At least according to this Rocky Mountain News article. About 70% of NBA players are against moving the minimum age to 20. 10% are undecided, and 20% are in favor. I don't think a straight limit is the way to go, though. Having Lebron in college would be pretty farcical. My solution? Glad you asked.

I think the correct idea is to let anyone 18+ enter the draft but to only allow them to be drafted by a certain point. If you're 18 you have to go in the top 5. If you're 19 you have to go in the lottery. If you're 20 you have to be a first rounder. Past that it's open season. This would require the NCAA to alter its eligibility rules a little bit, but they already allow high schoolers who are passsed over in the draft to retain eligibility, so it wouldn't be a huge philosophical leap.
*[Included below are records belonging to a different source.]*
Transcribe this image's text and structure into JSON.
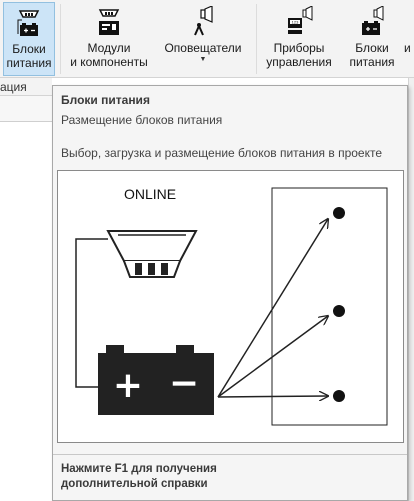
{
  "ribbon": {
    "buttons": [
      {
        "id": "power",
        "line1": "Блоки",
        "line2": "питания",
        "icon": "power-supply-icon",
        "active": true
      },
      {
        "id": "modules",
        "line1": "Модули",
        "line2": "и компоненты",
        "icon": "module-icon"
      },
      {
        "id": "alerts",
        "line1": "Оповещатели",
        "line2": "",
        "icon": "siren-icon",
        "dropdown": true
      },
      {
        "id": "control",
        "line1": "Приборы",
        "line2": "управления",
        "icon": "control-device-icon"
      },
      {
        "id": "power2",
        "line1": "Блоки",
        "line2": "питания",
        "icon": "power-supply-icon"
      },
      {
        "id": "more",
        "line1": "и",
        "line2": "",
        "icon": ""
      }
    ]
  },
  "left_strip": {
    "text": "ация"
  },
  "tooltip": {
    "title": "Блоки питания",
    "subtitle": "Размещение блоков питания",
    "description": "Выбор, загрузка и размещение блоков питания в проекте",
    "image": {
      "label": "ONLINE",
      "battery_plus": "+",
      "battery_minus": "−"
    },
    "help_line1": "Нажмите F1 для получения",
    "help_line2": "дополнительной справки"
  },
  "colors": {
    "ribbon_bg": "#f3f3f3",
    "active_bg": "#cce4f7",
    "active_border": "#92c0e0",
    "tooltip_bg": "#f5f5f5",
    "diagram_dark": "#222222"
  }
}
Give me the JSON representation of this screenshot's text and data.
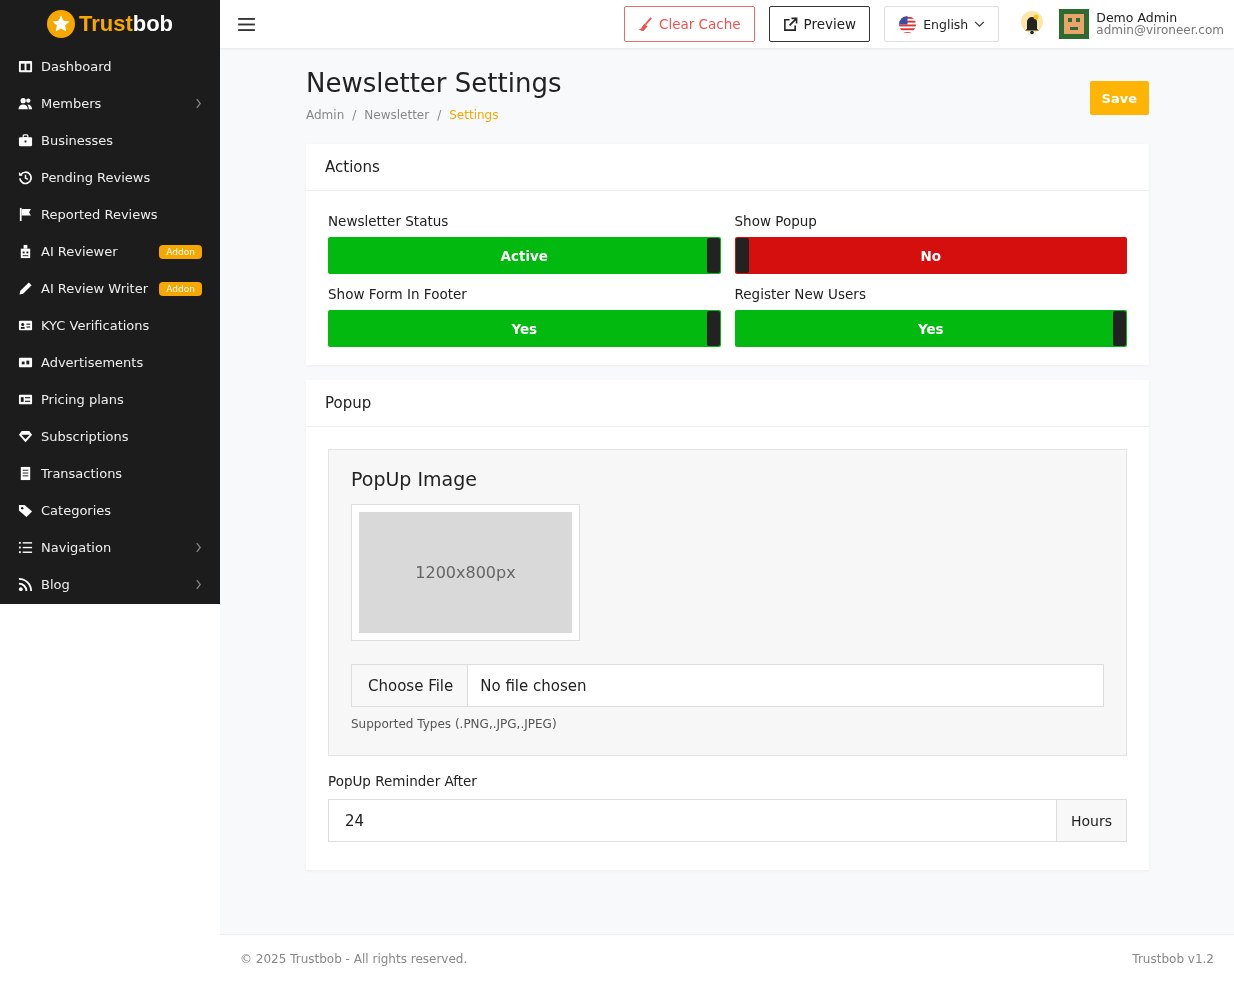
{
  "logo": {
    "first": "Trust",
    "second": "bob"
  },
  "sidebar": {
    "items": [
      {
        "label": "Dashboard",
        "expandable": false
      },
      {
        "label": "Members",
        "expandable": true
      },
      {
        "label": "Businesses",
        "expandable": false
      },
      {
        "label": "Pending Reviews",
        "expandable": false
      },
      {
        "label": "Reported Reviews",
        "expandable": false
      },
      {
        "label": "AI Reviewer",
        "expandable": false,
        "badge": "Addon"
      },
      {
        "label": "AI Review Writer",
        "expandable": false,
        "badge": "Addon"
      },
      {
        "label": "KYC Verifications",
        "expandable": false
      },
      {
        "label": "Advertisements",
        "expandable": false
      },
      {
        "label": "Pricing plans",
        "expandable": false
      },
      {
        "label": "Subscriptions",
        "expandable": false
      },
      {
        "label": "Transactions",
        "expandable": false
      },
      {
        "label": "Categories",
        "expandable": false
      },
      {
        "label": "Navigation",
        "expandable": true
      },
      {
        "label": "Blog",
        "expandable": true
      }
    ]
  },
  "topbar": {
    "clear_cache": "Clear Cache",
    "preview": "Preview",
    "language": "English",
    "user": {
      "name": "Demo Admin",
      "email": "admin@vironeer.com"
    }
  },
  "page": {
    "title": "Newsletter Settings",
    "breadcrumb_separator": "/",
    "breadcrumb": [
      {
        "label": "Admin",
        "selected": false
      },
      {
        "label": "Newsletter",
        "selected": false
      },
      {
        "label": "Settings",
        "selected": true
      }
    ],
    "save": "Save"
  },
  "actions": {
    "title": "Actions",
    "toggles": [
      {
        "label": "Newsletter Status",
        "on": true,
        "text": "Active"
      },
      {
        "label": "Show Popup",
        "on": false,
        "text": "No"
      },
      {
        "label": "Show Form In Footer",
        "on": true,
        "text": "Yes"
      },
      {
        "label": "Register New Users",
        "on": true,
        "text": "Yes"
      }
    ]
  },
  "popup": {
    "title": "Popup",
    "image_title": "PopUp Image",
    "image_placeholder": "1200x800px",
    "file_button": "Choose File",
    "file_status": "No file chosen",
    "supported": "Supported Types (.PNG,.JPG,.JPEG)",
    "reminder_label": "PopUp Reminder After",
    "reminder_value": "24",
    "reminder_unit": "Hours"
  },
  "footer": {
    "copyright": "© 2025 Trustbob - All rights reserved.",
    "version": "Trustbob v1.2"
  }
}
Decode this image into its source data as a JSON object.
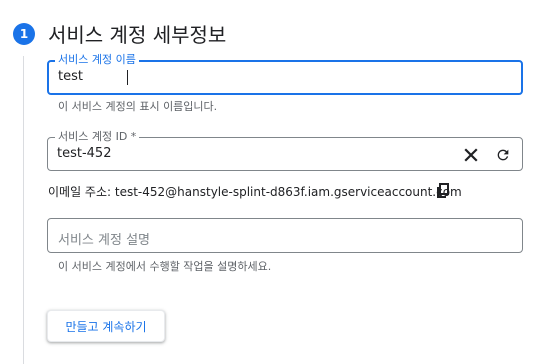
{
  "step": {
    "number": "1",
    "title": "서비스 계정 세부정보"
  },
  "name_field": {
    "label": "서비스 계정 이름",
    "value": "test",
    "hint": "이 서비스 계정의 표시 이름입니다."
  },
  "id_field": {
    "label": "서비스 계정 ID *",
    "value": "test-452",
    "clear_icon": "close-icon",
    "refresh_icon": "refresh-icon"
  },
  "email": {
    "label": "이메일 주소:",
    "address": "test-452@hanstyle-splint-d863f.iam.gserviceaccount.com",
    "copy_icon": "copy-icon"
  },
  "description_field": {
    "placeholder": "서비스 계정 설명",
    "hint": "이 서비스 계정에서 수행할 작업을 설명하세요."
  },
  "create_button": {
    "label": "만들고 계속하기"
  },
  "colors": {
    "accent": "#1a73e8",
    "border": "#80868b",
    "hint_text": "#5f6368"
  }
}
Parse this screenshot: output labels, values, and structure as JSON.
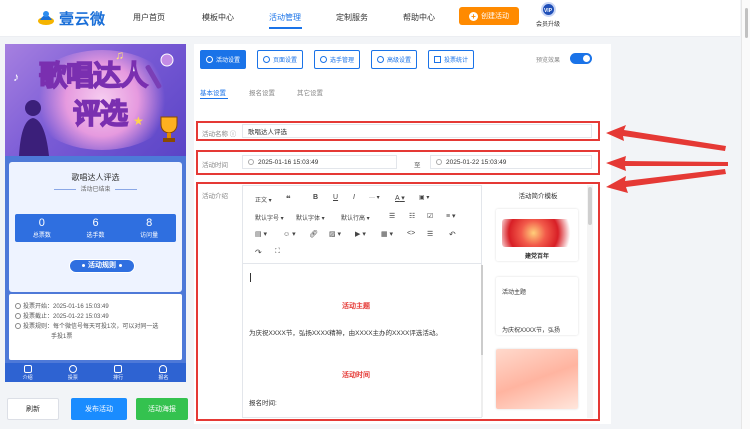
{
  "brand": {
    "name": "壹云微"
  },
  "nav": {
    "items": [
      {
        "label": "用户首页"
      },
      {
        "label": "模板中心"
      },
      {
        "label": "活动管理"
      },
      {
        "label": "定制服务"
      },
      {
        "label": "帮助中心"
      }
    ],
    "active_index": 2,
    "create_button": "创建活动",
    "vip_badge": "VIP",
    "vip_label": "会员升级"
  },
  "preview": {
    "banner_line1": "歌唱达人",
    "banner_line2": "评选",
    "activity_title": "歌唱达人评选",
    "status": "活动已结束",
    "stats": [
      {
        "value": "0",
        "label": "总票数"
      },
      {
        "value": "6",
        "label": "选手数"
      },
      {
        "value": "8",
        "label": "访问量"
      }
    ],
    "rules_button": "活动规则",
    "info": [
      "投票开始：2025-01-16 15:03:49",
      "投票截止：2025-01-22 15:03:49",
      "投票规则：每个微信号每天可投1次，可以对同一选",
      "手投1票"
    ],
    "tabs": [
      "介绍",
      "投票",
      "排行",
      "报名"
    ]
  },
  "actions": {
    "refresh": "刷新",
    "publish": "发布活动",
    "poster": "活动海报"
  },
  "toolbar": {
    "buttons": [
      "活动设置",
      "页面设置",
      "选手管理",
      "高级设置",
      "投票统计"
    ],
    "preview_label": "预览效果"
  },
  "subtabs": [
    "基本设置",
    "报名设置",
    "其它设置"
  ],
  "form": {
    "name_label": "活动名称",
    "name_value": "歌唱达人评选",
    "time_label": "活动时间",
    "time_start": "2025-01-16 15:03:49",
    "time_sep": "至",
    "time_end": "2025-01-22 15:03:49",
    "intro_label": "活动介绍"
  },
  "editor": {
    "tools_row1": [
      "正文",
      "❝",
      "B",
      "U",
      "I",
      "···",
      "A",
      "▣"
    ],
    "font_size": "默认字号",
    "font_family": "默认字体",
    "line_height": "默认行高",
    "heading1": "活动主题",
    "paragraph1": "为庆祝XXXX节，弘扬XXXX精神，由XXXX主办的XXXX评选活动。",
    "heading2": "活动时间",
    "paragraph2": "报名时间:"
  },
  "templates": {
    "title": "活动简介模板",
    "card1_caption": "建党百年",
    "card2_title": "活动主题",
    "card2_text": "为庆祝XXXX节，弘扬"
  },
  "colors": {
    "accent": "#1a73e8",
    "highlight": "#e53935",
    "create": "#ff8a00",
    "poster": "#34c24f"
  }
}
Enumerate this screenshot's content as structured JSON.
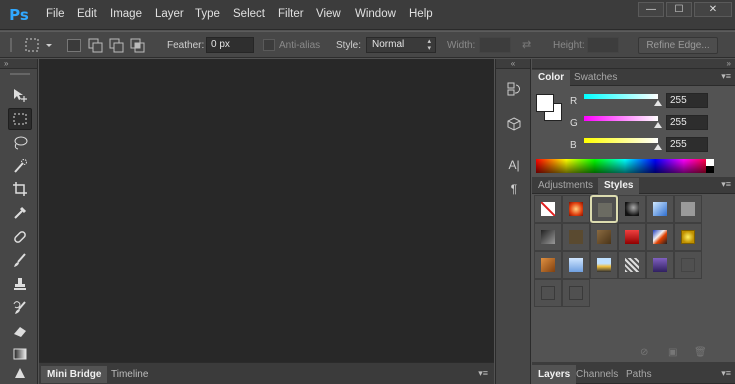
{
  "app": {
    "logo": "Ps"
  },
  "menu": [
    "File",
    "Edit",
    "Image",
    "Layer",
    "Type",
    "Select",
    "Filter",
    "View",
    "Window",
    "Help"
  ],
  "window_controls": {
    "minimize": "—",
    "maximize": "☐",
    "close": "✕"
  },
  "options_bar": {
    "feather_label": "Feather:",
    "feather_value": "0 px",
    "antialias_label": "Anti-alias",
    "style_label": "Style:",
    "style_value": "Normal",
    "width_label": "Width:",
    "height_label": "Height:",
    "refine_edge": "Refine Edge..."
  },
  "toolbar_head": "»",
  "tools": [
    "move-tool",
    "rectangular-marquee-tool",
    "lasso-tool",
    "quick-selection-tool",
    "crop-tool",
    "eyedropper-tool",
    "spot-healing-brush-tool",
    "brush-tool",
    "clone-stamp-tool",
    "history-brush-tool",
    "eraser-tool",
    "gradient-tool",
    "blur-tool"
  ],
  "bottom_tabs": [
    "Mini Bridge",
    "Timeline"
  ],
  "dock_icons": [
    "history-icon",
    "3d-icon",
    "character-icon",
    "paragraph-icon"
  ],
  "color_panel": {
    "tabs": [
      "Color",
      "Swatches"
    ],
    "channels": [
      {
        "label": "R",
        "value": "255",
        "color": "#00ffff"
      },
      {
        "label": "G",
        "value": "255",
        "color": "#ff00ff"
      },
      {
        "label": "B",
        "value": "255",
        "color": "#ffff00"
      }
    ]
  },
  "styles_panel": {
    "tabs": [
      "Adjustments",
      "Styles"
    ]
  },
  "layers_panel": {
    "tabs": [
      "Layers",
      "Channels",
      "Paths"
    ]
  },
  "colors": {
    "canvas_bg": "#282828",
    "panel_bg": "#535353",
    "accent_logo": "#31a8ff"
  }
}
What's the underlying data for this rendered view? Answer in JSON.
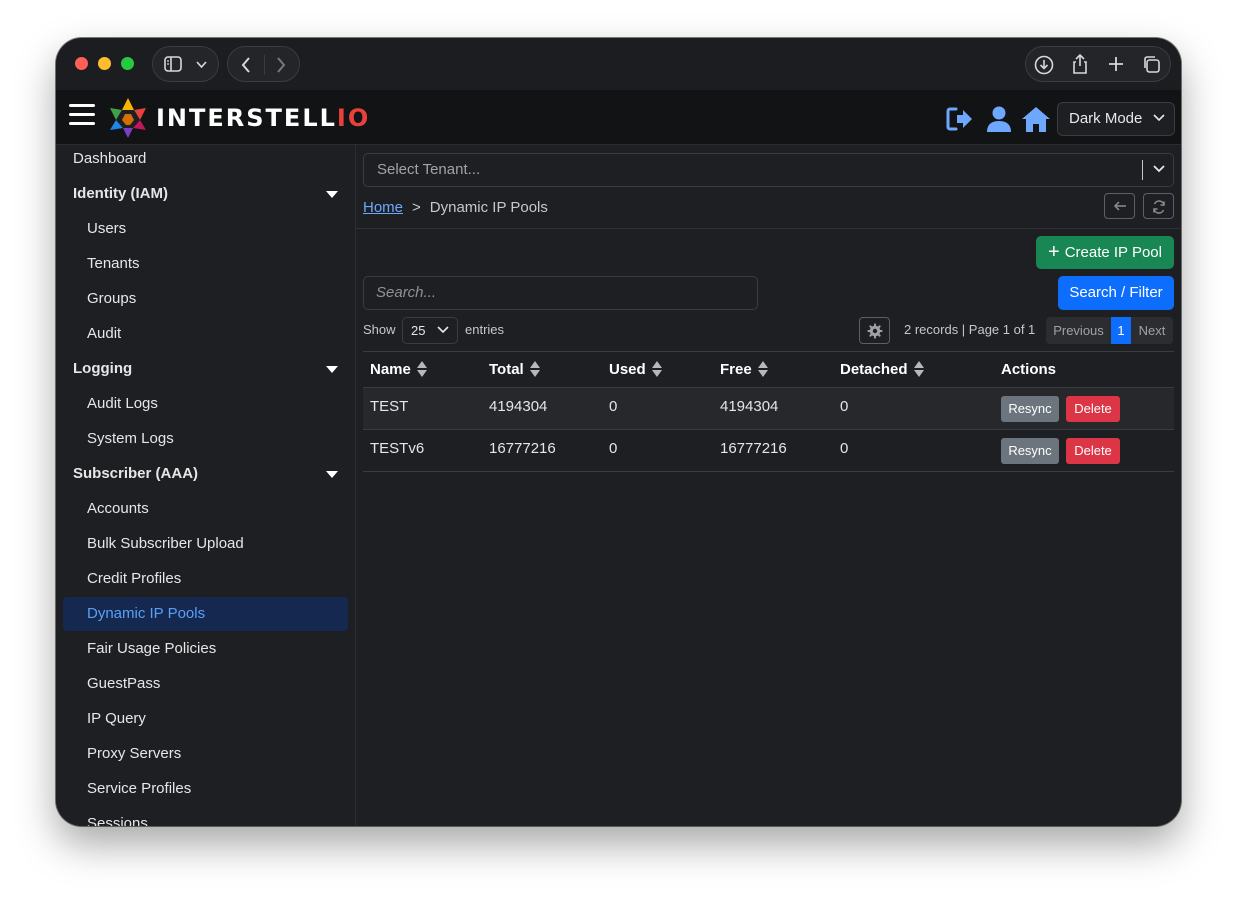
{
  "header": {
    "brand_main": "INTERSTELL",
    "brand_accent": "IO",
    "theme_select": "Dark Mode",
    "icons": [
      "sign-out-icon",
      "user-icon",
      "home-icon"
    ]
  },
  "sidebar": {
    "dashboard": "Dashboard",
    "sections": [
      {
        "label": "Identity (IAM)",
        "items": [
          "Users",
          "Tenants",
          "Groups",
          "Audit"
        ]
      },
      {
        "label": "Logging",
        "items": [
          "Audit Logs",
          "System Logs"
        ]
      },
      {
        "label": "Subscriber (AAA)",
        "items": [
          "Accounts",
          "Bulk Subscriber Upload",
          "Credit Profiles",
          "Dynamic IP Pools",
          "Fair Usage Policies",
          "GuestPass",
          "IP Query",
          "Proxy Servers",
          "Service Profiles",
          "Sessions"
        ]
      }
    ],
    "active_item": "Dynamic IP Pools"
  },
  "main": {
    "tenant_placeholder": "Select Tenant...",
    "breadcrumb": {
      "home": "Home",
      "separator": ">",
      "current": "Dynamic IP Pools"
    },
    "create_label": "Create IP Pool",
    "create_plus": "+",
    "search_placeholder": "Search...",
    "search_button": "Search / Filter",
    "show_label": "Show",
    "entries_value": "25",
    "entries_label": "entries",
    "records_info": "2 records | Page 1 of 1",
    "pager": {
      "previous": "Previous",
      "current": "1",
      "next": "Next"
    }
  },
  "table": {
    "columns": [
      "Name",
      "Total",
      "Used",
      "Free",
      "Detached",
      "Actions"
    ],
    "rows": [
      {
        "name": "TEST",
        "total": "4194304",
        "used": "0",
        "free": "4194304",
        "detached": "0",
        "resync": "Resync",
        "delete": "Delete"
      },
      {
        "name": "TESTv6",
        "total": "16777216",
        "used": "0",
        "free": "16777216",
        "detached": "0",
        "resync": "Resync",
        "delete": "Delete"
      }
    ]
  },
  "colors": {
    "accent_blue": "#0d6efd",
    "success_green": "#198754",
    "danger_red": "#dc3545",
    "secondary_gray": "#6c757d",
    "active_nav_bg": "#15284f"
  }
}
Another thing I think would help would be revamping the draft status to something similar to what hockey has. Almost every forward on Michigan's hockey team has been drafted by the NHL but since they haven't employed agents or signed contracts, they retain their eligiblity. If you're drafted by the NBA you can't play college basketball any more, even if you didn't retain an agent. The NCAA used to justify this by claiming that hockey players were automatically entered in the draft when they hit a certain age and weren't opting in. This caused most NCAA hockey players to be drafted a year later than their CHL and European counterparts. Recently, however the NCAA allowed college players to opt-in early and retain their eligibility, so the NCAA's rationale for not applying a similar scheme to basketball has disappeared.

Though the NBA players seem opposed to it, since it doesn't really affect anyone already in the league, if the owners dangle a carrot, any carrot, in front of the players in exchange for some age concession, look for them to abandon their principles faster than Bill Self at a Luther Head court hearing.

None of this helps the Pistons with Darko, but they're NBA Champions, so shut up, Bill Simmons.